WHAT YOU WILL DO: Nothing in the entries may change when you repeat them, and no images may appear.

SOURCE INFORMATION:
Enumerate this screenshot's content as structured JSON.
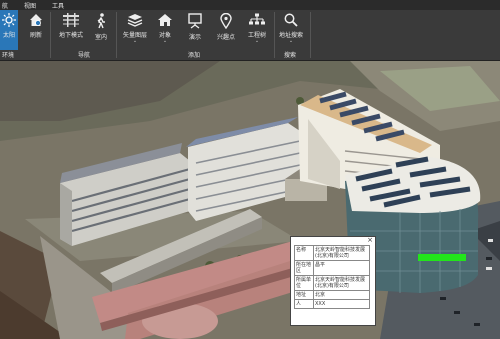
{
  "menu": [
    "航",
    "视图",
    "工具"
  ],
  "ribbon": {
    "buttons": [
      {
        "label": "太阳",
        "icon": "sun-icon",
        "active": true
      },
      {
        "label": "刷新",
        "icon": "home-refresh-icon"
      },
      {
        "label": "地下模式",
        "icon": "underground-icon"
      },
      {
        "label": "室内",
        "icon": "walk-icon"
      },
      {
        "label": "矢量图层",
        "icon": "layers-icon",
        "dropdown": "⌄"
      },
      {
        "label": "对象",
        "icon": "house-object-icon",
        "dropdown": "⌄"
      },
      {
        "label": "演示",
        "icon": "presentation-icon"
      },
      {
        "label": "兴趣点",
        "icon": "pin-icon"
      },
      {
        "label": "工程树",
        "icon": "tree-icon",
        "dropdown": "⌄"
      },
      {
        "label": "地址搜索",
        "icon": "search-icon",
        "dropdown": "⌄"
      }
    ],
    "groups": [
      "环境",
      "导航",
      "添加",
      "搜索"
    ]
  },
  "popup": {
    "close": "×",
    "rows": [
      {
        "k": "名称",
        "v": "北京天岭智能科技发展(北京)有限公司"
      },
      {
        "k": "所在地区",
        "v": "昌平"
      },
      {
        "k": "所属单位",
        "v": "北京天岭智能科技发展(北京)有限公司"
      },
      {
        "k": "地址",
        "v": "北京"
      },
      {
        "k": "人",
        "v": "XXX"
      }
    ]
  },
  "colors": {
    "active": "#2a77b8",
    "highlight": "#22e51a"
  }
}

RESULT OF THE EXERCISE:
Enumerate this screenshot's content as structured JSON.
{
  "menu": [
    "航",
    "视图",
    "工具"
  ],
  "ribbon": {
    "buttons": [
      {
        "label": "太阳",
        "icon": "sun-icon",
        "active": true
      },
      {
        "label": "刷新",
        "icon": "home-refresh-icon"
      },
      {
        "label": "地下模式",
        "icon": "underground-icon"
      },
      {
        "label": "室内",
        "icon": "walk-icon"
      },
      {
        "label": "矢量图层",
        "icon": "layers-icon",
        "dropdown": "⌄"
      },
      {
        "label": "对象",
        "icon": "house-object-icon",
        "dropdown": "⌄"
      },
      {
        "label": "演示",
        "icon": "presentation-icon"
      },
      {
        "label": "兴趣点",
        "icon": "pin-icon"
      },
      {
        "label": "工程树",
        "icon": "tree-icon",
        "dropdown": "⌄"
      },
      {
        "label": "地址搜索",
        "icon": "search-icon",
        "dropdown": "⌄"
      }
    ],
    "groups": [
      "环境",
      "导航",
      "添加",
      "搜索"
    ]
  },
  "popup": {
    "close": "×",
    "rows": [
      {
        "k": "名称",
        "v": "北京天岭智能科技发展(北京)有限公司"
      },
      {
        "k": "所在地区",
        "v": "昌平"
      },
      {
        "k": "所属单位",
        "v": "北京天岭智能科技发展(北京)有限公司"
      },
      {
        "k": "地址",
        "v": "北京"
      },
      {
        "k": "人",
        "v": "XXX"
      }
    ]
  },
  "colors": {
    "active": "#2a77b8",
    "highlight": "#22e51a"
  }
}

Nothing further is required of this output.